Retail Dive, April 21, 2015
Jersey City, NJ’s planning board earlier this month overwhelmingly approved a measure to limit chain stores in an effort to preserve the town’s downtown character. “Mom-and-pop-type retailers protect that and foster that [character] and encourage that,” Mayor Steve Fulop said.
The move, which now goes to the City Council for approval, would limit chain stores from setting up shop in ground-level spaces in certain locations downtown. The limits affect retailers and restaurants with “multiple locations within the region that exhibit standardized characteristics such as logos, menus, store decor,” among others. Such chains could occupy a maximum of 30% percent of ground-floor commercial space downtown.
The measure isn’t all encompassing — areas on the waterfront are exempt and chain grocery stores aren’t included. But Fulop says he’d like to see the restrictions go wider. Businesses, not surprisingly, objected, saying it was government overreach and bad for the city.
“We totally are obviously supportive of a vibrant, independent retail sector in the city, but to artificially try to control market forces is troubling,” said John Holub, president of the New Jersey Retail Merchant Association.
Here, Retail Dive takes a look at some of the reasoning behind these restrictions, which aren’t really new, and how retailers both big and small can actually work within them.
The case against ‘sameness’
Jersey City’s measure isn’t revolutionary. Rather, it’s just one example of one approach of how one town has moved to protect its streetscape identity. As many downtown cities enjoy renewed prosperity in recent decades, they’ve made many moves, like tax credits and various limitations against chains, that planners see as preserving unique characteristics and smaller home-grown businesses.

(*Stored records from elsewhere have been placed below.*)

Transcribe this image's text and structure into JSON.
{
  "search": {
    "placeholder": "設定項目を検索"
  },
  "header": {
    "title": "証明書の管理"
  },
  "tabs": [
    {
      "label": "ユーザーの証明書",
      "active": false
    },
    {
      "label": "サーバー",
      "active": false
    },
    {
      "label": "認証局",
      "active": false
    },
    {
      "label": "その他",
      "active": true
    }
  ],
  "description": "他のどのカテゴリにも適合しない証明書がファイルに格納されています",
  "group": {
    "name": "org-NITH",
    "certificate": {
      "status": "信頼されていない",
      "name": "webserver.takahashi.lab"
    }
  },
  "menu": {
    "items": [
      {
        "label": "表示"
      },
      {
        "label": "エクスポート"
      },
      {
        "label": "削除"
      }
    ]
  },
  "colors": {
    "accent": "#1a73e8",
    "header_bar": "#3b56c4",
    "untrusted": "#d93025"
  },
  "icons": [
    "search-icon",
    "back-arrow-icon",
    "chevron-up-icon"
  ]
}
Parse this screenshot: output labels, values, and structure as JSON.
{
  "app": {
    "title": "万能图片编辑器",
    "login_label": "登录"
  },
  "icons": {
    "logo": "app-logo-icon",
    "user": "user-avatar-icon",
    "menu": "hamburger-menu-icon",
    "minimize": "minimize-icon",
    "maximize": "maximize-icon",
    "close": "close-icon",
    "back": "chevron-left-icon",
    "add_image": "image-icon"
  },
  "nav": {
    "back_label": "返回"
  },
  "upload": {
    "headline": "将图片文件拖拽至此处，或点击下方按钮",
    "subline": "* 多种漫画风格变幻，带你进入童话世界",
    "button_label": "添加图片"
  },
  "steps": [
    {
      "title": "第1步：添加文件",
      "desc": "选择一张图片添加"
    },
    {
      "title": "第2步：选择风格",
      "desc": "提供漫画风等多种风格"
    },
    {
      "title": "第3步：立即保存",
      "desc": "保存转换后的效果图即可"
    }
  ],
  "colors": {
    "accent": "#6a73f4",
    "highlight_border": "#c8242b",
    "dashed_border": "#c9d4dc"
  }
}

“Chain store proliferation has weakened local economies, eroded community character, and impoverished civic and cultural life. Moreover, consolidation has reduced competition and may harm consumers over the long-term,” Institute for Local Self-Reliance co-director Stacy Mitchell said in a 2000 speech. “Contrary to conventional wisdom, the decline of independent businesses is not inevitable, nor is it simply the result of free market forces. Rather, public policy has played a major role, particularly through tax incentives and other development subsidies that give national chains a significant advantage. Meanwhile, a growing number of communities are taking a different approach. They are adopting land use rules that deter chain stores and actively encourage local ownership.”
San Francisco is the largest city in the country so far to institute such rules. The city defines a chain as businesses with at least eleven stores nationwide and standardized logos, designs, and merchandise, what proponents of these rules often deride as “sameness.”
The rules have given the city’s neighborhoods an opportunity to hold on to their distinctiveness. It’s not that chains can’t have their eleventh store in San Francisco, but companies do have to go through a public process to argue the benefits their stores would bring to the area.
The ideal town feel
In the end, it’s a rare community that strictly bans all chains from its downtown, no matter how historic or quaint. Even cities and towns that put a premium on their sense of place benefit from having a mix of local and national retail establishments that reflect a healthy economy and give residents and visitors a variety of reasons to hang out.
“Ideally, a community should have a healthy mix of independently-owned local, quality businesses, as well as some revenue-generating chains,” writes Rosabella Alvarez-Calderon, an expert in the “negotiated urban landscape.” “Ultimately, though, it all boils down to a simple question: how does a community define economic and social ‘success?’”